TASK DIRECTIONS: In your copy, reproduce each entry exactly and leave out the pictures.

..............................

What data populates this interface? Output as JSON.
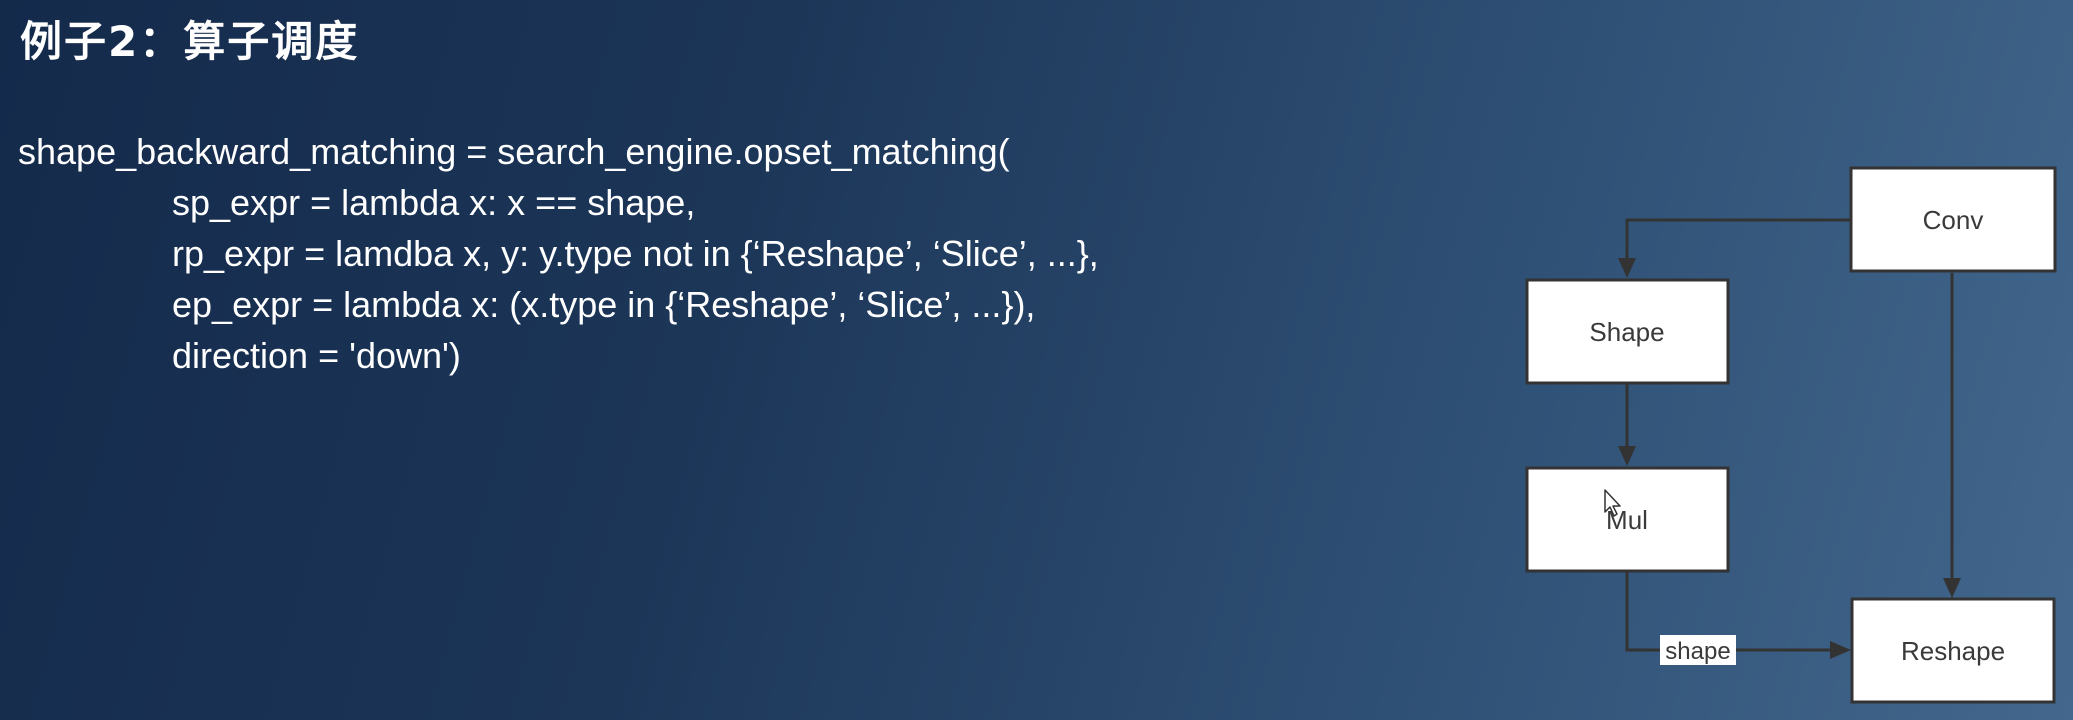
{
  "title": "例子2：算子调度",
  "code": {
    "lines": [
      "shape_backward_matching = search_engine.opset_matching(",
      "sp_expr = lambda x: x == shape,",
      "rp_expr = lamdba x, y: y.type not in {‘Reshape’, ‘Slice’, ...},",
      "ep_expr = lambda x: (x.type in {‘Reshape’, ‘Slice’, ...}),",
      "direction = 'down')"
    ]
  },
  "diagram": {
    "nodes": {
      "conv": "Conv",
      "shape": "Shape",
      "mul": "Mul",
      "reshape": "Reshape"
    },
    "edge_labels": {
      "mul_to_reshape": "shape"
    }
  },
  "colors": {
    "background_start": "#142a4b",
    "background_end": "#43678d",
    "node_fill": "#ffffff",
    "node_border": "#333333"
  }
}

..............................

ANSWER SECTION:
What data populates this interface? Output as JSON.
{
  "title": "例子2：算子调度",
  "code": {
    "lines": [
      "shape_backward_matching = search_engine.opset_matching(",
      "sp_expr = lambda x: x == shape,",
      "rp_expr = lamdba x, y: y.type not in {‘Reshape’, ‘Slice’, ...},",
      "ep_expr = lambda x: (x.type in {‘Reshape’, ‘Slice’, ...}),",
      "direction = 'down')"
    ]
  },
  "diagram": {
    "nodes": {
      "conv": "Conv",
      "shape": "Shape",
      "mul": "Mul",
      "reshape": "Reshape"
    },
    "edge_labels": {
      "mul_to_reshape": "shape"
    }
  },
  "colors": {
    "background_start": "#142a4b",
    "background_end": "#43678d",
    "node_fill": "#ffffff",
    "node_border": "#333333"
  }
}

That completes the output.